This week, ValueAct Capital Partners was reported to have made two new investments – one hiking from $70 million to $1.2 billion its stake in global bank Citigroup, market capitalization $183 billion, the other a new position in $778 million wood pellet producer Enviva Partners.
Q1 hedge fund letters, conference, scoops etc, Also read Lear Capital: Financial Products You Should Avoid?
The LF Brook Absolute Return Fund lost -2.52% in the second quarter of 2021, compared to a positive performance of 7.59% for its benchmark, the MSCI Daily TR Net World Index. Year-to-date the fund has returned 4.6% compared to 11.9% for its benchmark. Q2 2021 hedge fund letters, conferences and more According to a copy Read More
While the latter will be seen as an acceleration of the environmentally and socially focused activism that has many excited and intrigued – indeed, it is the third of six reported positions in the ValueAct Spring Fund to be made public – the former could just as easily be seen as boosting the recent bout of activist positions in banks and financial services companies.
To add to Citigroup, ValueAct has kept a steady position in Morgan Stanley for nearly two years, despite prematurely pocketing some gains after the U.S. presidential election. Brian Kleinhanzl, an analyst at Keefe, Bruyette, and Woods, thinks Citigroup could be Morgan Stanley 2.0. “For Citi, we could envision a scenario where the geopolitical head winds subside in the near term and ValueAct reduces or even exits its position prior to overseeing any fundamental improvements in the company,” he wrote in a note on Monday.
Elsewhere, however, the investment has caused some tremors. Wells Fargo analyst Mike Mayo described its implications as “potentially ginormous,” in a research note. He predicts the stock will double over four years, and potentially sooner with structural changes. (KBW thinks shares are a steady bet, and ValueAct’s earnings projections aggressive.)

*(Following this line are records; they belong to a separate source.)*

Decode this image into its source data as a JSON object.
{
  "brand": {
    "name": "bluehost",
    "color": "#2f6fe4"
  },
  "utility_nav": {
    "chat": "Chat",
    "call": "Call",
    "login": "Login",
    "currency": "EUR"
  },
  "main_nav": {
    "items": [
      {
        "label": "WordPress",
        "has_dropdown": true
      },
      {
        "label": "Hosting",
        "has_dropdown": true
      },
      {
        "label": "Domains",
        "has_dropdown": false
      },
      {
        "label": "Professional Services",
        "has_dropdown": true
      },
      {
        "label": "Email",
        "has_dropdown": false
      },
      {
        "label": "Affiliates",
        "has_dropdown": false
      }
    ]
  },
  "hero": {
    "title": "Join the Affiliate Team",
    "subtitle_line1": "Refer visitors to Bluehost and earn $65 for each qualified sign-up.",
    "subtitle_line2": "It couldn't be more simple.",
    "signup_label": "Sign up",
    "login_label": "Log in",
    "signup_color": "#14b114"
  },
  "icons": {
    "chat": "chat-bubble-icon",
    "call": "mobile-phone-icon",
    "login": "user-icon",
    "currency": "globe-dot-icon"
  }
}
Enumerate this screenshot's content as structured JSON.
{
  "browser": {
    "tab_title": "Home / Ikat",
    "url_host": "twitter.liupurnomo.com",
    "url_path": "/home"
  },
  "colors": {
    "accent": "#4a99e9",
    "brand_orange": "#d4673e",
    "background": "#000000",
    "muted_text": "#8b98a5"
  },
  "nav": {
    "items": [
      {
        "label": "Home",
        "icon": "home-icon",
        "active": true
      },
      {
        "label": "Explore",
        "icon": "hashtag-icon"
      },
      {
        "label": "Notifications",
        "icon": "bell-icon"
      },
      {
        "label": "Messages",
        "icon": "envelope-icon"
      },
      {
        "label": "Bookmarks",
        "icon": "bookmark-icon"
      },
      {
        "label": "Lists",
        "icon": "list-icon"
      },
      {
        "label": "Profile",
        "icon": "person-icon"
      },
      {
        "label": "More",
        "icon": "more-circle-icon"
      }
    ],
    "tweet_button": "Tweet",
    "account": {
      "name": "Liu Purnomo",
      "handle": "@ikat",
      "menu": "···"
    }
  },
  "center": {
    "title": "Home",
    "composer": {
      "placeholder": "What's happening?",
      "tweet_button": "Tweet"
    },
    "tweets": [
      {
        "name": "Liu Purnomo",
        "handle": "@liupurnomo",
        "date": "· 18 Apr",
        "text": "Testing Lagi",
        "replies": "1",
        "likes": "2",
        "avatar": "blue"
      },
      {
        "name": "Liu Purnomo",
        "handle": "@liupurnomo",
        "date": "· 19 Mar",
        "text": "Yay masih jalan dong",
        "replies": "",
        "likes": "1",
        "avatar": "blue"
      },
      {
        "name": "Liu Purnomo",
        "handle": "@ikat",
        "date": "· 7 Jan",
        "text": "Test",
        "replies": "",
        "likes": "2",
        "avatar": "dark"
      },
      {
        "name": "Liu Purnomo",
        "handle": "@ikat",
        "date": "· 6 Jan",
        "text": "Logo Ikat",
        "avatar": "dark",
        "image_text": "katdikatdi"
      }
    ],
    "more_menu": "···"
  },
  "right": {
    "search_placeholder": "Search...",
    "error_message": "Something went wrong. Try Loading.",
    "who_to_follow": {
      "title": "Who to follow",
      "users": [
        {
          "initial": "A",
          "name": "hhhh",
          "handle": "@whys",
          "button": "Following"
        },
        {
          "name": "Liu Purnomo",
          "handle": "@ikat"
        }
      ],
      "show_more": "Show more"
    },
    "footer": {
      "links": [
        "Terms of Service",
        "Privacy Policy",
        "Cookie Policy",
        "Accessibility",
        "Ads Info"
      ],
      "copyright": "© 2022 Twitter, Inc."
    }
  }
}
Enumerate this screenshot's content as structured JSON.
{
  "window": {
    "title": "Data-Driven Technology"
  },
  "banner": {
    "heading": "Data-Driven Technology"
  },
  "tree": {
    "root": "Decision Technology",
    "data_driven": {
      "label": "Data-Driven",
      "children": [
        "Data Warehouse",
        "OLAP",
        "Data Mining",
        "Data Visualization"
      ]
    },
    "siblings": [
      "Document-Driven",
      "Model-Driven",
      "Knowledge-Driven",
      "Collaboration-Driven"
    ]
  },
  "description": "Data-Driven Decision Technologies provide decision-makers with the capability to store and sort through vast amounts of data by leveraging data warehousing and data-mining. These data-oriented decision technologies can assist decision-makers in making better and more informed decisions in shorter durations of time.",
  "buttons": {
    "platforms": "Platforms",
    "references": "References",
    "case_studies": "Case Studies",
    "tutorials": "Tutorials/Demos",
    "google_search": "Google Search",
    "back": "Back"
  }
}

Like most large banks, a decision over the combination of the CEO and chairman roles will be controversial – when Chairman Michael O’Neill retires at some point in the next year, the board could choose to reward CEO Michael Corbat with the additional role but given the bank’s missteps in the past, that would probably be a mistake. Beyond that, a breakup or acquisitions are likely to happen only if the current management team is enthusiastic.
One of the pressing questions is why so many activists currently have so many positions in so many banks, including Barclays and Credit Suisse. How can one possibly be the laggard of its peer group?
The answer is in a line quoted by several media outlets from ValueAct’s investor letter. "We believe that in this era of banks, the winners and losers will be decided by strategic focus, customer-centric innovation, and capital allocation, as opposed to product breadth, appetite for risk and investment in trading talent that defined competition in the pre-crisis era," the activist reportedly wrote.
Increasingly, investors view banks less as an asset class and more as a collection of disparate businesses. Campaigns at Credit Suisse and UBS in recent years have focused on the value inherent in wealth management divisions. At Citigroup, the prize asset – to ValueAct at least – is treasury services.
Does this mean the end of the universal banking model, and the reversal of all that consolidation that took place before and after the financial crisis? That is unlikely. In 2016, Goldman Sachs branched out into retail banking, buying GE Capital Bank to boost its asset base.
An activist moving into the financial sector may be less of a bet on structural change, more a relatively passive one on strengthening fundamentals.
Much has rightly been made of the success of a shareholder proposal at Sturm, Ruger & Co by the Interfaith Center on Corporate Responsibility, asking for a report on how the company mitigates harm from the sale of its weapons. BlackRock, which had made a good deal of noise about its engagement with gunmakers, will come out of this looking more influential than ever. “This proposal requires Ruger to prepare a report,” CEO Christopher Killoy truculently told the annual meeting, according to several news outlets. “That’s it, a report.”
At Kinder Morgan, two of three nonbinding proposals passed, leading the New York State Common Retirement Fund jubilant. More sensibly than Killoy, the company’s executive chairman, Rich Kindler, reportedly said the board would “carefully consider the proposals and the information contained in the supporting statements in determining what actions to take with respect to them.”
Quote of the week comes from SandRidge Energy Chairman Michael Bennett, announcing that his company will be the first U.S. incorporated issuer to use a universal proxy card in its fight with Carl Icahn.
“The changes announced today reflect SandRidge’s ongoing commitment to good governance and ensuring the board consists of highly qualified individuals, focused on the best interest of all shareholders,” said Bennett. “We continue to believe that turning control of the board fully over to the slate of directors proposed by Icahn Capital, including its non-independent employees, presents numerous potential conflicts, and would be detrimental to the board’s ongoing formal evaluation of strategic alternatives.”
Article by Activist Insight